The Council held a hearing Tuesday on whether to lower it to the constant yield rate.
Frederick, Md. (KM) – A small number of people testified Tuesday night before the Frederick Council on whether to lower the property tax rate to the constant yield.
A majority spoke in favor, such as Kimberly Herndon of Mount Airy, whose a School System employee. “The county has maintained funding due to the constant rate and this reflects in our School System,”: she said. “Taking care of our teachers and staff is an investment in the future of our children, and their education should be a top priority in Frederick County.”
Also speaking in support was Chris House, who said this additional revenue is needed for a growing county. “As our community grows, greater responsibility will fall on the Sheriff’s Office, Fire and Rescue Services and our Emergency Management Systems to keep our families and our properties safe,” she said. “Young families moving into our county will be looking for quality schools, libraries and recreational services.”
The County’s current property tax rate is $1.06 per $100 of assessed value, and the proposed fiscal year 2023 budget will keep that rate the same. The County Budget Office says Frederick County’s constant yield rate, as determined by the State Department of Assessments and Taxation, is $1.0244 per $100 of assessed value. If this rate was adopted, the county could lose $13.1-million in revenue.

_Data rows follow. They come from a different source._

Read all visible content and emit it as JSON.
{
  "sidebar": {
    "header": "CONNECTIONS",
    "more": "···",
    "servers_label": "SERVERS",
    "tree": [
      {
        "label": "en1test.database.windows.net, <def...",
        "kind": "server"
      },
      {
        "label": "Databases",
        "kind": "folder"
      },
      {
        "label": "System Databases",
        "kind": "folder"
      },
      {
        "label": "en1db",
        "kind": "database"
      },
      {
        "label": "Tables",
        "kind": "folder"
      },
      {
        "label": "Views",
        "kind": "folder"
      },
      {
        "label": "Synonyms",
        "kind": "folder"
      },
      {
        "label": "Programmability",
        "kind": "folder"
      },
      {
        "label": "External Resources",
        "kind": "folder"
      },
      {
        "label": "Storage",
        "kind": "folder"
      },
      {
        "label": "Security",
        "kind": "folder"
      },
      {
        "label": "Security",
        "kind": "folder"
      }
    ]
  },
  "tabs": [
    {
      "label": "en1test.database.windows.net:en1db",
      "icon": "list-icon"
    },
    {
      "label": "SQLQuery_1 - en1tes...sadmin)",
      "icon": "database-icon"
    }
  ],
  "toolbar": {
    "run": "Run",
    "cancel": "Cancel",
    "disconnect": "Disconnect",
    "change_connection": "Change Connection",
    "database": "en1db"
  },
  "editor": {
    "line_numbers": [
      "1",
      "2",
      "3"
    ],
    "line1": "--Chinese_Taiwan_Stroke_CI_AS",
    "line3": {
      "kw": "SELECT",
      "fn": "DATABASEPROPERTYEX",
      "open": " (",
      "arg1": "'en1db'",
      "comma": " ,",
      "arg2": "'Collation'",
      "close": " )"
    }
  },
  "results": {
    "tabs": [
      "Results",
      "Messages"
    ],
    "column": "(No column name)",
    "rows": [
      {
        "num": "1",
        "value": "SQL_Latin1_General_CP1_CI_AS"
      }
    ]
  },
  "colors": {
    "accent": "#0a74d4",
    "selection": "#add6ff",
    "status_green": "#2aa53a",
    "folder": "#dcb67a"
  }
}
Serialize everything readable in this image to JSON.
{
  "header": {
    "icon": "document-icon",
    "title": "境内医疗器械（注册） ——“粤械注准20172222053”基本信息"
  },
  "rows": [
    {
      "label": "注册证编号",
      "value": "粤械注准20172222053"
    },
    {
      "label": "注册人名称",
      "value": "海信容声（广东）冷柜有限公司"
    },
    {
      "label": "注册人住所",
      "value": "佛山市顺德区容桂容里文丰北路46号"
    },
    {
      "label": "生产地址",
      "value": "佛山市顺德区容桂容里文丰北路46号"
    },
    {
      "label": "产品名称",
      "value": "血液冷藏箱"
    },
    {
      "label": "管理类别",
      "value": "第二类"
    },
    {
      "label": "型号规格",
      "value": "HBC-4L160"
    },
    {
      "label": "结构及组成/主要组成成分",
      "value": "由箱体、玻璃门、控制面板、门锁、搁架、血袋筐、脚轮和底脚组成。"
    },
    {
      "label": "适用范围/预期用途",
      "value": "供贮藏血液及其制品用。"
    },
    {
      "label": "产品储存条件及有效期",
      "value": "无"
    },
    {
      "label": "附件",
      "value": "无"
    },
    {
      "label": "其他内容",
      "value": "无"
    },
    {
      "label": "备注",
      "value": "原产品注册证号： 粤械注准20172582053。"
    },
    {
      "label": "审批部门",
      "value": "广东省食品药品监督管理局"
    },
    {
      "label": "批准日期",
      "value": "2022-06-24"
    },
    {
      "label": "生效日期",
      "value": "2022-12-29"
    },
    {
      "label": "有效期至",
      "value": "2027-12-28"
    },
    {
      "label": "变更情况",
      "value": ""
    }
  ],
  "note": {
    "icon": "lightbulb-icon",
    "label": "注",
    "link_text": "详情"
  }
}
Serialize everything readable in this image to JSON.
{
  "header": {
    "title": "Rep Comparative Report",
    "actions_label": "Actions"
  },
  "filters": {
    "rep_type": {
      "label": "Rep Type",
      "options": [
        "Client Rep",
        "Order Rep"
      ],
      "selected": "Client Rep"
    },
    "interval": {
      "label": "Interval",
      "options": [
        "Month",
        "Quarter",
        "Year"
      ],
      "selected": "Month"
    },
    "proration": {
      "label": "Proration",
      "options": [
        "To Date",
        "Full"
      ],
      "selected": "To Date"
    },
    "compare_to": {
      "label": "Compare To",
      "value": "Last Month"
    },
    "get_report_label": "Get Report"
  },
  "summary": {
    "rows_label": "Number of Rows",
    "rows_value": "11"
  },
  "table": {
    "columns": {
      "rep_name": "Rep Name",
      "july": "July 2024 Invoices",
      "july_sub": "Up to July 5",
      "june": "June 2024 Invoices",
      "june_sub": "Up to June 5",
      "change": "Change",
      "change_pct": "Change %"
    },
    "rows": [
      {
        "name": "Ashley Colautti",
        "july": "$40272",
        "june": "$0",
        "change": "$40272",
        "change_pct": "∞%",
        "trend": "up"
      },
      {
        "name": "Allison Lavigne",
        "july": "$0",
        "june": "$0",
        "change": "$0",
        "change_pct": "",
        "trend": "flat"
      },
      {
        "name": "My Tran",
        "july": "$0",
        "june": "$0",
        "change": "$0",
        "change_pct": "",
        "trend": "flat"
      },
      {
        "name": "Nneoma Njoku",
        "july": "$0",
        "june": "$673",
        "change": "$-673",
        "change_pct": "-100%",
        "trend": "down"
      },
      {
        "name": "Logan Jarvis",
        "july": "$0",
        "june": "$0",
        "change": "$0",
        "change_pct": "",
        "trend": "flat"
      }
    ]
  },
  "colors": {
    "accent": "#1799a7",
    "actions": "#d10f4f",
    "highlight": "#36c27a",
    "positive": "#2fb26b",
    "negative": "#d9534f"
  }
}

During Tuesday’s hearing, Brett Simmons was the only person who spoke in favor of reducing the property tax rate to the constant yield. He noted that the proposed fiscal year 2023 budget is h higher than what was forecast last year. “In other words, the county is proposing an FY ‘2023 budget of $792-million. which only one year ago was projected to be only $741-million budget. Thus the county is expecting $51-million more in FY 2023 then they expected one year ago.”
Even though the county could lose $13.1-million in revenue if it adopted the constant yield rate for Fiscal Year 2023, Simmons says it could make up that loss through the fund balance from fiscal year 2022. “Under this plan, the FY 2023 proposed budget will remain at $792-million. The only change to the county’s budgetary plan will be that the first $13.1-million of FY ’22 fund balance will be appropriated to the FY 2023 budget,” he said.
The Council is expected to vote on the property tax rate for fiscal year 2023 at a later date.
In other action, several proposed amendments to the County’s Adequate Public Facilities Ordinance were formally introduced. Councilmen Steve McKay and Kai Hagen are co-sponsoring the legislation which would strengthen traffic mitigation standards, increase requirements for “limited impact developments,” revise aspects of the Planning Commission’s approval authorities, and change approval time periods and remove and/or revise out of date or unclear language.
A public hearing on these amendments is expected to be held on May 24th.
The County’s Adequate Public Facilities Ordinance times residential growth with the expansion of services such as schools and roads.
By Kevin McManus